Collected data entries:
************

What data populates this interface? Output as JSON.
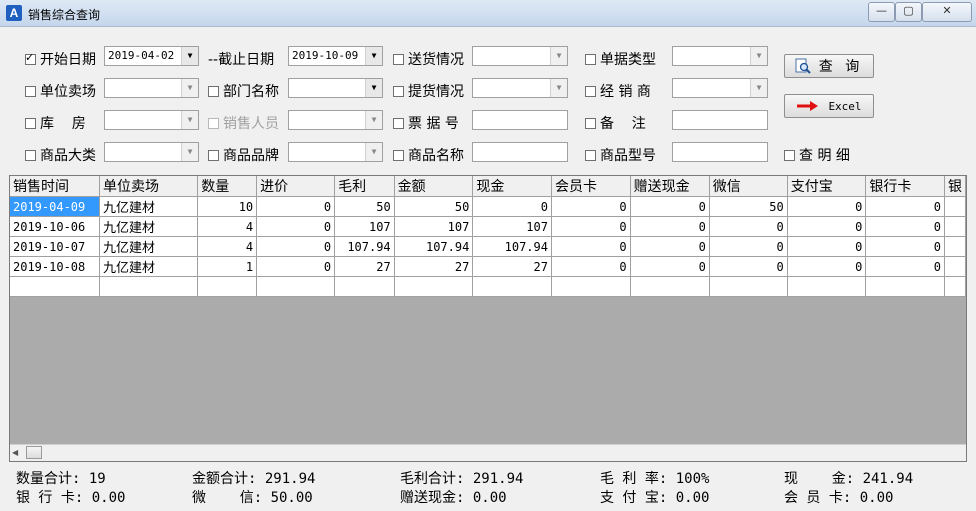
{
  "window": {
    "title": "销售综合查询",
    "min": "—",
    "max": "▢",
    "close": "✕"
  },
  "filters": {
    "start_date": {
      "label": "开始日期",
      "value": "2019-04-02",
      "checked": true
    },
    "end_date": {
      "label": "--截止日期",
      "value": "2019-10-09"
    },
    "delivery": {
      "label": "送货情况"
    },
    "doc_type": {
      "label": "单据类型"
    },
    "store": {
      "label": "单位卖场"
    },
    "department": {
      "label": "部门名称"
    },
    "pickup": {
      "label": "提货情况"
    },
    "dealer": {
      "label": "经 销 商"
    },
    "warehouse": {
      "label": "库    房"
    },
    "salesperson": {
      "label": "销售人员"
    },
    "ticket_no": {
      "label": "票 据 号"
    },
    "remark": {
      "label": "备    注"
    },
    "category": {
      "label": "商品大类"
    },
    "brand": {
      "label": "商品品牌"
    },
    "product_name": {
      "label": "商品名称"
    },
    "model": {
      "label": "商品型号"
    },
    "detail": {
      "label": "查 明 细"
    }
  },
  "buttons": {
    "query": "查 询",
    "excel": "Excel"
  },
  "table": {
    "columns": [
      "销售时间",
      "单位卖场",
      "数量",
      "进价",
      "毛利",
      "金额",
      "现金",
      "会员卡",
      "赠送现金",
      "微信",
      "支付宝",
      "银行卡",
      "银"
    ],
    "rows": [
      [
        "2019-04-09",
        "九亿建材",
        "10",
        "0",
        "50",
        "50",
        "0",
        "0",
        "0",
        "50",
        "0",
        "0"
      ],
      [
        "2019-10-06",
        "九亿建材",
        "4",
        "0",
        "107",
        "107",
        "107",
        "0",
        "0",
        "0",
        "0",
        "0"
      ],
      [
        "2019-10-07",
        "九亿建材",
        "4",
        "0",
        "107.94",
        "107.94",
        "107.94",
        "0",
        "0",
        "0",
        "0",
        "0"
      ],
      [
        "2019-10-08",
        "九亿建材",
        "1",
        "0",
        "27",
        "27",
        "27",
        "0",
        "0",
        "0",
        "0",
        "0"
      ]
    ]
  },
  "summary": {
    "qty": "数量合计: 19",
    "amount": "金额合计: 291.94",
    "profit": "毛利合计: 291.94",
    "margin": "毛 利 率: 100%",
    "cash": "现    金: 241.94",
    "bank": "银 行 卡: 0.00",
    "wechat": "微    信: 50.00",
    "gift": "赠送现金: 0.00",
    "alipay": "支 付 宝: 0.00",
    "member": "会 员 卡: 0.00"
  }
}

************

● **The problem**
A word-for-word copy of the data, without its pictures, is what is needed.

● **Written response**
What data populates this interface? Output as JSON.
{
  "window": {
    "title": "销售综合查询",
    "min": "—",
    "max": "▢",
    "close": "✕"
  },
  "filters": {
    "start_date": {
      "label": "开始日期",
      "value": "2019-04-02",
      "checked": true
    },
    "end_date": {
      "label": "--截止日期",
      "value": "2019-10-09"
    },
    "delivery": {
      "label": "送货情况"
    },
    "doc_type": {
      "label": "单据类型"
    },
    "store": {
      "label": "单位卖场"
    },
    "department": {
      "label": "部门名称"
    },
    "pickup": {
      "label": "提货情况"
    },
    "dealer": {
      "label": "经 销 商"
    },
    "warehouse": {
      "label": "库    房"
    },
    "salesperson": {
      "label": "销售人员"
    },
    "ticket_no": {
      "label": "票 据 号"
    },
    "remark": {
      "label": "备    注"
    },
    "category": {
      "label": "商品大类"
    },
    "brand": {
      "label": "商品品牌"
    },
    "product_name": {
      "label": "商品名称"
    },
    "model": {
      "label": "商品型号"
    },
    "detail": {
      "label": "查 明 细"
    }
  },
  "buttons": {
    "query": "查 询",
    "excel": "Excel"
  },
  "table": {
    "columns": [
      "销售时间",
      "单位卖场",
      "数量",
      "进价",
      "毛利",
      "金额",
      "现金",
      "会员卡",
      "赠送现金",
      "微信",
      "支付宝",
      "银行卡",
      "银"
    ],
    "rows": [
      [
        "2019-04-09",
        "九亿建材",
        "10",
        "0",
        "50",
        "50",
        "0",
        "0",
        "0",
        "50",
        "0",
        "0"
      ],
      [
        "2019-10-06",
        "九亿建材",
        "4",
        "0",
        "107",
        "107",
        "107",
        "0",
        "0",
        "0",
        "0",
        "0"
      ],
      [
        "2019-10-07",
        "九亿建材",
        "4",
        "0",
        "107.94",
        "107.94",
        "107.94",
        "0",
        "0",
        "0",
        "0",
        "0"
      ],
      [
        "2019-10-08",
        "九亿建材",
        "1",
        "0",
        "27",
        "27",
        "27",
        "0",
        "0",
        "0",
        "0",
        "0"
      ]
    ]
  },
  "summary": {
    "qty": "数量合计: 19",
    "amount": "金额合计: 291.94",
    "profit": "毛利合计: 291.94",
    "margin": "毛 利 率: 100%",
    "cash": "现    金: 241.94",
    "bank": "银 行 卡: 0.00",
    "wechat": "微    信: 50.00",
    "gift": "赠送现金: 0.00",
    "alipay": "支 付 宝: 0.00",
    "member": "会 员 卡: 0.00"
  }
}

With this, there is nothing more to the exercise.